As hard as they try to resist, Melanie and Dominic embark on a romance as hot as a brick oven, and Melanie has every reason to believe that maybe, this time, she’s finally found “the one.”
But Dominic has a secret—one even his family doesn’t know. And the scandal could threaten everything he and Melanie have worked for…in business and in love.
"Now what’ll you have? I’m betting your tastes are somewhat diverse, maybe some pineapple, a few peppers. Tell me I’m close.”
“Not at all,” she laughed and looked up at me, shaking her hair out of her eyes. That hair, so dark and thick. It always seemed to be everywhere and always smelled like orange blossoms. “My preferences for pizza are simple, like my preferences for life.”
I sprinkled a generous helping of shredded mozzarella. “Is your life simple, Mel?”
“It is now—just me and my cats.” She groaned. “God, that sounds pathetic, doesn’t it?”
“Humble. Not pathetic.”
“I made a huge mistake when I married James,” she said suddenly.
“You can tell me about it,” I said. “If you want to.”
Melanie stared down at the dough and talked slowly, haltingly. “It was a really stupid decision. My folks had just died, and the guy I’d been dating in college decided he needed to be a hero. I was a fool to say yes. Neither one of us knew what we were getting into, and it didn’t last.” She sighed again. “Sometimes I’m afraid I’ll end up joining the cynics.”
She gave me a rueful grin. “The cynics. The scoffers who don’t believe in romantic ideals and argue that it takes two years and a lot of agony to properly fall in love.” She shrugged. “At least the mistake with James taught me a few valuable life lessons about blind trust and believing in heroes.”
I didn’t like hearing that from her. Melanie deserved optimism and hope, not wariness and suspicion. I didn’t know everything, but I’d seen enough to understand that she was as kind as she was beautiful. She was as smart as she was stubborn. She went out of her way to make each member of the staff feel valued and respected. She genuinely cared when her bad-tempered boss carelessly cut his hand open. She took the time to escort confused old ladies to the restroom even when she had a million other things going on. A woman like that deserved to be wined and dined and held and worshipped. She deserved every ounce of romance that could be squeezed out of this uncertain universe.
“Maybe,” I said slowly, “you need something more practical than a hero.”
Melanie watched me slide a pizza peel under the raw pie and then expertly deposit it into the mouth of the oven.

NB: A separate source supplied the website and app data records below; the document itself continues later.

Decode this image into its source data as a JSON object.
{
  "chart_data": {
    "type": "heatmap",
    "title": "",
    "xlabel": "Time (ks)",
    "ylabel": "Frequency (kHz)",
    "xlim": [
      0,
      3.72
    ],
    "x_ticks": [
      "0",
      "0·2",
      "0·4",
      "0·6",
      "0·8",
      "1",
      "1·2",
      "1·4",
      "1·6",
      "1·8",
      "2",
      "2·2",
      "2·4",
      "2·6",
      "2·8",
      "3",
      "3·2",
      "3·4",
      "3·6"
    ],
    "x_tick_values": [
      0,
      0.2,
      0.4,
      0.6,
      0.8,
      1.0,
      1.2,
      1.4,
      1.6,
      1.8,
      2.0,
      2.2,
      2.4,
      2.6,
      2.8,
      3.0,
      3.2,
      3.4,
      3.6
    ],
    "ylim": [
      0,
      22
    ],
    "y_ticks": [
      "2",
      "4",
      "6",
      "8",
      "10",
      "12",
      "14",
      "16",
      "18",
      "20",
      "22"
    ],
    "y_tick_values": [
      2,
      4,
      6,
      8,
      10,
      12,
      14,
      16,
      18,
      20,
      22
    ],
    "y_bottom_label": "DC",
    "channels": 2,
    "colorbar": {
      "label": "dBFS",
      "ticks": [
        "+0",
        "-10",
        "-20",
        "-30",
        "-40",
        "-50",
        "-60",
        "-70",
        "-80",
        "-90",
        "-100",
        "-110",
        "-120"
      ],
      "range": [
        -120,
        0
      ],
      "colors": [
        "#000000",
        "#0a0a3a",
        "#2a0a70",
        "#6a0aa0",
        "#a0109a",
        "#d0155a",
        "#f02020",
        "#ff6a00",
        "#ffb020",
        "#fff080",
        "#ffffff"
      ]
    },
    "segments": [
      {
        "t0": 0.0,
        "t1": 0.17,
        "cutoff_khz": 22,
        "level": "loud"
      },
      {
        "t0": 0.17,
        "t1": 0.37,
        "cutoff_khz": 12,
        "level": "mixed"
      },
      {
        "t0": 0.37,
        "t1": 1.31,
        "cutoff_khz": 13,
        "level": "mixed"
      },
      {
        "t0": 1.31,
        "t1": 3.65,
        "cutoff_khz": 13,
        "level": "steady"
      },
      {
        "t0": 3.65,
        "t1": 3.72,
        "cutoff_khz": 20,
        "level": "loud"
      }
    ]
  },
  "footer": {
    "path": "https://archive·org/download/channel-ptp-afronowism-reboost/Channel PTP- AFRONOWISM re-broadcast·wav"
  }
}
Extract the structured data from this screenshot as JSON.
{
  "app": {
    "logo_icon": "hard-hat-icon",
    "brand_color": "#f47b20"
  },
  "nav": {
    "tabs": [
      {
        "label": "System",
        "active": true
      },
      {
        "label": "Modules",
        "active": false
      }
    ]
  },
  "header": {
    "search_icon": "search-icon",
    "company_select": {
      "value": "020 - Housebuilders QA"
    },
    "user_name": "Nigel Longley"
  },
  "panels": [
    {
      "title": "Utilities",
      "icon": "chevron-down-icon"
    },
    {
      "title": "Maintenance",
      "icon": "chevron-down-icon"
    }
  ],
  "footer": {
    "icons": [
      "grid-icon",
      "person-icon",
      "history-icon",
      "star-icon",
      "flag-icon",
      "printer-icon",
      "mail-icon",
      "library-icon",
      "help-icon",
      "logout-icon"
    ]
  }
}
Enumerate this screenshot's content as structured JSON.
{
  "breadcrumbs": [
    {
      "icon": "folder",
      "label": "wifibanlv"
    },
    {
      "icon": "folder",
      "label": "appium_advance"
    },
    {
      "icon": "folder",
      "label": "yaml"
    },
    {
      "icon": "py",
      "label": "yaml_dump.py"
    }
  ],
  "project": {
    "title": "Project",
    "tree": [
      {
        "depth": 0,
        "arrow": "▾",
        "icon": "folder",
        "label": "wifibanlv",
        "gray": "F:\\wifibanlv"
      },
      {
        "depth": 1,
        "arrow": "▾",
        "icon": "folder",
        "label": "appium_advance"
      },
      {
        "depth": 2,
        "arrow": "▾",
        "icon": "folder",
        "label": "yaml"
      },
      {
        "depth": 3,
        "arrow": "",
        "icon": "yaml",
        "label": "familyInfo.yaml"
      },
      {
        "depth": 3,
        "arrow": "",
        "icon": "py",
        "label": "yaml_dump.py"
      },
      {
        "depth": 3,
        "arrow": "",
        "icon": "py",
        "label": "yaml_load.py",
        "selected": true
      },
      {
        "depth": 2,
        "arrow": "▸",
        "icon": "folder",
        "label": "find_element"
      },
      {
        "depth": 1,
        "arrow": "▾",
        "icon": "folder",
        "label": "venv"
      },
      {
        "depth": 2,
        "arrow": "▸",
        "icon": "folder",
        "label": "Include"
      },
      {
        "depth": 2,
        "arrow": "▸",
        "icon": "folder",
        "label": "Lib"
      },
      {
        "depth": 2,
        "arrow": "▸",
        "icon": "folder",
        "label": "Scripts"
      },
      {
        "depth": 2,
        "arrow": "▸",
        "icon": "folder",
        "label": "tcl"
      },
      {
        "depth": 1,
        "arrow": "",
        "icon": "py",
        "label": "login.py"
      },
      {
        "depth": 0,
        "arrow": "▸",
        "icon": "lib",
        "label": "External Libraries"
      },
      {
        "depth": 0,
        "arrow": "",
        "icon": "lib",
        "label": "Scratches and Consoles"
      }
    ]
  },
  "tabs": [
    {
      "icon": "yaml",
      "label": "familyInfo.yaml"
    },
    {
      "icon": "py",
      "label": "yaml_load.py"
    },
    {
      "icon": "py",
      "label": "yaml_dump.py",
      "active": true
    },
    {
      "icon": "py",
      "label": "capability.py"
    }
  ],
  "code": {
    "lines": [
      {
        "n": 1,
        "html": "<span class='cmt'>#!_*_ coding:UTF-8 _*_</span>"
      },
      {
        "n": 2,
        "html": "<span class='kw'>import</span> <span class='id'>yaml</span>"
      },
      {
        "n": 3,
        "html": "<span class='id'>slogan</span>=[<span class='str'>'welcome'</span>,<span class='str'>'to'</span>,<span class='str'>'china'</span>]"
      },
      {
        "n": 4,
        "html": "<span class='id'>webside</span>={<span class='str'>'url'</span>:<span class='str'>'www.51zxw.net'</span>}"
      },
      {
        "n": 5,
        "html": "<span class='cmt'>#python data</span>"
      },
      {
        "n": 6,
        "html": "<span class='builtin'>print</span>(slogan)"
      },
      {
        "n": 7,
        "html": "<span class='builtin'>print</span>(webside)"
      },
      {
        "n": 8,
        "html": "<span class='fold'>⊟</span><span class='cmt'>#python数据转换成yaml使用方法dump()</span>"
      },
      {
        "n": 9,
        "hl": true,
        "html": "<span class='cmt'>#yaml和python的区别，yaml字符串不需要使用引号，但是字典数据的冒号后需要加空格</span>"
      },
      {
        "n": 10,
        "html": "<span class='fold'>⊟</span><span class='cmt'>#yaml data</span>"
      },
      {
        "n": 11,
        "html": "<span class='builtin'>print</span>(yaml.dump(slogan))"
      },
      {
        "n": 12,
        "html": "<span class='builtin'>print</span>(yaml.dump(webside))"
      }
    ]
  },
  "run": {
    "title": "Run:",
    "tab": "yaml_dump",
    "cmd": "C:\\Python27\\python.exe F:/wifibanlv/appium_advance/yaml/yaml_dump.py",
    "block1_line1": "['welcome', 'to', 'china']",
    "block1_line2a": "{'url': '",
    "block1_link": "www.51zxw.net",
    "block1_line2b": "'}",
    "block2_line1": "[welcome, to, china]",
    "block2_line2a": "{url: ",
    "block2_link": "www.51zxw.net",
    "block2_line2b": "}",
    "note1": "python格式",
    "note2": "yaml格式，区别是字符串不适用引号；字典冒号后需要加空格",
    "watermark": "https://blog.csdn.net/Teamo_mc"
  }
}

The fire was stronger than it ought to be. I’d need to keep an eye on the pizza, or it would burn.
“More practical than a hero?” she repeated.
I faced her. “That’s right.”
“And I suppose you have a suggestion.”
I hung the pizza peel on a hook and took a step in her direction. “One or two.”
Melanie licked her lips. “Tell me.”
I looked her in the eye. “I’d rather show you.”
Her blue eyes widened, and her breath hitched, just enough for me to notice. “Then show me,” she said without a waver.
Those were bold words from her. But she knew as well as I did that this little dance we’d been spinning through was coming to an end. After weeks of holding back, her words were all I needed to hear to let go.
Two more steps and I was close enough to touch her. When I ran a fingertip along the delicate line of her jaw, she shut her eyes and exhaled raggedly.
Without saying a word, I eased around behind her and closed in, inhaling the heat of her body. She didn’t resist at all when I turned her around until she was facing the counter. I slid my arms around her waist. If either of us had spoken right then, the spell might have been broken, but she said nothing, not even when I pressed my chest against her back.
About the Author
Cora Brent is the USA Today and New York Times bestselling author of the Gentry Boys series. She was born in a cold climate but escaped as soon as it was legally possible. These days, she lives in the Arizona desert with her husband, two kids, and a prickly pear cactus she has affectionately named “Spot.” Cora’s closet is filled with boxes of unfinished stories that date back to her 1980s childhood (someday she fully intends to finish her first masterpiece about a pink horse that plays baseball), but in the meantime, she’s consumed with her romance novels.
For more on the author and her work, visit www.corabrent.com, or connect with her on Facebook at www.facebook.com/CoraBrentAuthor.